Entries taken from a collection
--- START ---

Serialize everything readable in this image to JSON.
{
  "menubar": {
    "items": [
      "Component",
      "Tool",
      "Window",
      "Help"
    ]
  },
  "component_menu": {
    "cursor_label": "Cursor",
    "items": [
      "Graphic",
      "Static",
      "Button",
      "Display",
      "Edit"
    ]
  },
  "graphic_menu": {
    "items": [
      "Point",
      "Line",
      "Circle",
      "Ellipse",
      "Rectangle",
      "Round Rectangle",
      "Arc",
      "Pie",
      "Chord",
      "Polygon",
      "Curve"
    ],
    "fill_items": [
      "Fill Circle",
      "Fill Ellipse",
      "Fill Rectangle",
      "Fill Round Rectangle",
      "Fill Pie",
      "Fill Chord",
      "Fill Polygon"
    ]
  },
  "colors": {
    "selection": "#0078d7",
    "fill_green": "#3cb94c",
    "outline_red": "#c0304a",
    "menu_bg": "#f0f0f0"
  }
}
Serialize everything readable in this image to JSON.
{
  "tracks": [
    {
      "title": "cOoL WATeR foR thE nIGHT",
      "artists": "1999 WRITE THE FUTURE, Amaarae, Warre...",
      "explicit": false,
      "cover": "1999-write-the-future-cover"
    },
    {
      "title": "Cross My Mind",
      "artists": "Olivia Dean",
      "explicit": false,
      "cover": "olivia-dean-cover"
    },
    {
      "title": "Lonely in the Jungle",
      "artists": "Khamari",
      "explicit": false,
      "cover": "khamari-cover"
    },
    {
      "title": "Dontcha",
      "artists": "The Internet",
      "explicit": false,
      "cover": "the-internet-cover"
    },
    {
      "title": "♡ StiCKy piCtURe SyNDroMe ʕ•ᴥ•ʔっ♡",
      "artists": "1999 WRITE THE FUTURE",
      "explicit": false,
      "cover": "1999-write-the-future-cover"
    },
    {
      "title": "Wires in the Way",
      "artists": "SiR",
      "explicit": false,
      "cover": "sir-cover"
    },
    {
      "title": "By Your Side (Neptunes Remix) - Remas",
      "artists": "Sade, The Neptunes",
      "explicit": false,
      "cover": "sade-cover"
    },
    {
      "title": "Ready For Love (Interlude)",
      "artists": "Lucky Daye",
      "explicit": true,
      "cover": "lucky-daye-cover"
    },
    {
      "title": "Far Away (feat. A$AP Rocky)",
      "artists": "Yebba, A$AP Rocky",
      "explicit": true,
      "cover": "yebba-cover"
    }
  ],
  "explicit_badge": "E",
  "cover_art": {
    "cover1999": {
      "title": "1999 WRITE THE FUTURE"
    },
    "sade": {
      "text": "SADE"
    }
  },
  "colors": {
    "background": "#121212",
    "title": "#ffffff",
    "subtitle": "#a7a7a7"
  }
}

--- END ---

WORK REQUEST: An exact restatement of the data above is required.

ANSWER BOX:
Serialize everything readable in this image to JSON.
{
  "menubar": {
    "items": [
      "Component",
      "Tool",
      "Window",
      "Help"
    ]
  },
  "component_menu": {
    "cursor_label": "Cursor",
    "items": [
      "Graphic",
      "Static",
      "Button",
      "Display",
      "Edit"
    ]
  },
  "graphic_menu": {
    "items": [
      "Point",
      "Line",
      "Circle",
      "Ellipse",
      "Rectangle",
      "Round Rectangle",
      "Arc",
      "Pie",
      "Chord",
      "Polygon",
      "Curve"
    ],
    "fill_items": [
      "Fill Circle",
      "Fill Ellipse",
      "Fill Rectangle",
      "Fill Round Rectangle",
      "Fill Pie",
      "Fill Chord",
      "Fill Polygon"
    ]
  },
  "colors": {
    "selection": "#0078d7",
    "fill_green": "#3cb94c",
    "outline_red": "#c0304a",
    "menu_bg": "#f0f0f0"
  }
}
Serialize everything readable in this image to JSON.
{
  "tracks": [
    {
      "title": "cOoL WATeR foR thE nIGHT",
      "artists": "1999 WRITE THE FUTURE, Amaarae, Warre...",
      "explicit": false,
      "cover": "1999-write-the-future-cover"
    },
    {
      "title": "Cross My Mind",
      "artists": "Olivia Dean",
      "explicit": false,
      "cover": "olivia-dean-cover"
    },
    {
      "title": "Lonely in the Jungle",
      "artists": "Khamari",
      "explicit": false,
      "cover": "khamari-cover"
    },
    {
      "title": "Dontcha",
      "artists": "The Internet",
      "explicit": false,
      "cover": "the-internet-cover"
    },
    {
      "title": "♡ StiCKy piCtURe SyNDroMe ʕ•ᴥ•ʔっ♡",
      "artists": "1999 WRITE THE FUTURE",
      "explicit": false,
      "cover": "1999-write-the-future-cover"
    },
    {
      "title": "Wires in the Way",
      "artists": "SiR",
      "explicit": false,
      "cover": "sir-cover"
    },
    {
      "title": "By Your Side (Neptunes Remix) - Remas",
      "artists": "Sade, The Neptunes",
      "explicit": false,
      "cover": "sade-cover"
    },
    {
      "title": "Ready For Love (Interlude)",
      "artists": "Lucky Daye",
      "explicit": true,
      "cover": "lucky-daye-cover"
    },
    {
      "title": "Far Away (feat. A$AP Rocky)",
      "artists": "Yebba, A$AP Rocky",
      "explicit": true,
      "cover": "yebba-cover"
    }
  ],
  "explicit_badge": "E",
  "cover_art": {
    "cover1999": {
      "title": "1999 WRITE THE FUTURE"
    },
    "sade": {
      "text": "SADE"
    }
  },
  "colors": {
    "background": "#121212",
    "title": "#ffffff",
    "subtitle": "#a7a7a7"
  }
}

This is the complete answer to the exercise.